One of the hallmarks of a remarkable fantasy world is that the tales the author tells feel like just the tip of the iceberg. For every story readers hear, there are 10 they’ll never know. Such is the case with Tolkien’s Middle Earth and George R.R. Martin’s Westeros. The same could be said of Hagenspan, the land in which Tompkins’ (Owan’s Regret, 2018, etc.) novel is set. Hagenspan, readers are told, once existed in the North Atlantic—perhaps during the Middle Ages; it was inhabited by men and women, trolls, dragons, and fairies, all of whom fought and loved, strove and died. Like Middle Earth and Westeros, Hagenspan is a sprawling, richly imagined realm peopled with dozens upon dozens of intriguing characters. This volume is the first of nine books in a series. (The author is currently writing the 10th.) Its hero is Sir Cedric Roarke of Lauren, Slayer of Dragons. True to his name, Roarke kills such a foul beast. But the ingenuity of Tompkins’ series opener is that the daring deed happens before the book even begins. The tale, then, grapples with all the unlikely questions that crop up in the aftermath. How does Roarke prove he killed the dragon? How does he protect the booty? Does he keep the castle the dragon stole? How does he pull off that feat? And on and on. In County Bretay, where the castle Blythecairne is situated, law and tradition dictate that the slayer of a dragon must hold the bastion in question for a full year before the warrior can lay claim to it and the surrounding lands. Roarke’s valiant efforts to do so take up the bulk of the story. The author is an assured fantasy writer, and his prose rolls on without affect or pretense (“Men would have called Roarke an adventurer, but it would not have been accurate. While it was true that he had experienced many adventures in his half-century of existence, he did not love sleeping on the ground, or eating bad food, or going without food at all”). And while Tompkins is building a medieval world, he never stretches for the faux feudal diction that has doomed similar, lesser efforts.

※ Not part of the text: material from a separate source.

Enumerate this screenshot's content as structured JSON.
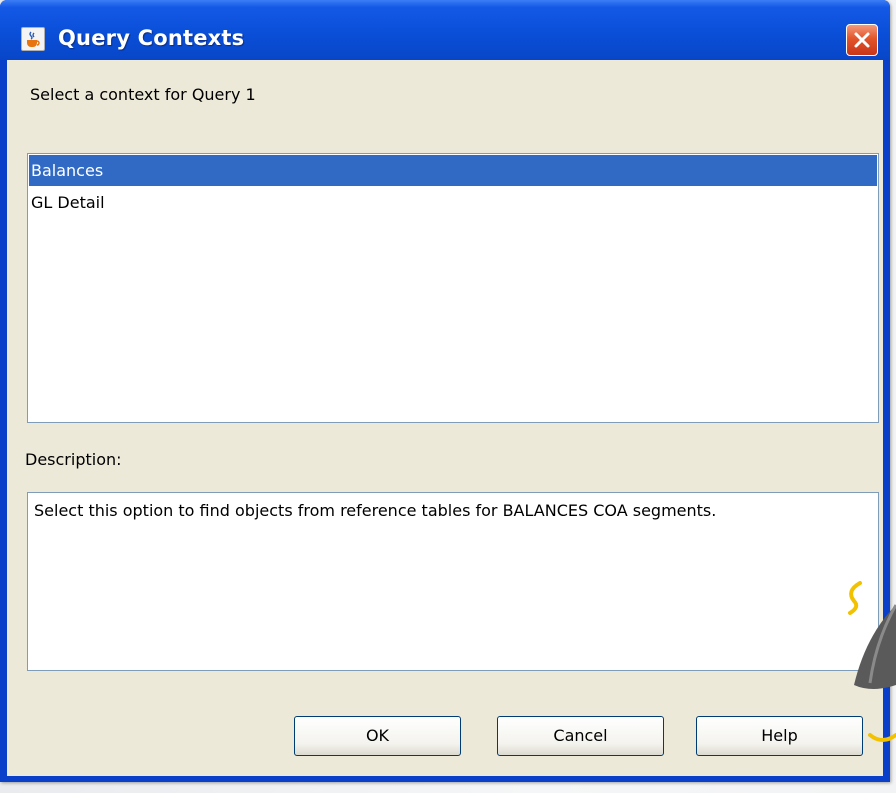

A lengthy new fantasy series that gets off to an auspicious start.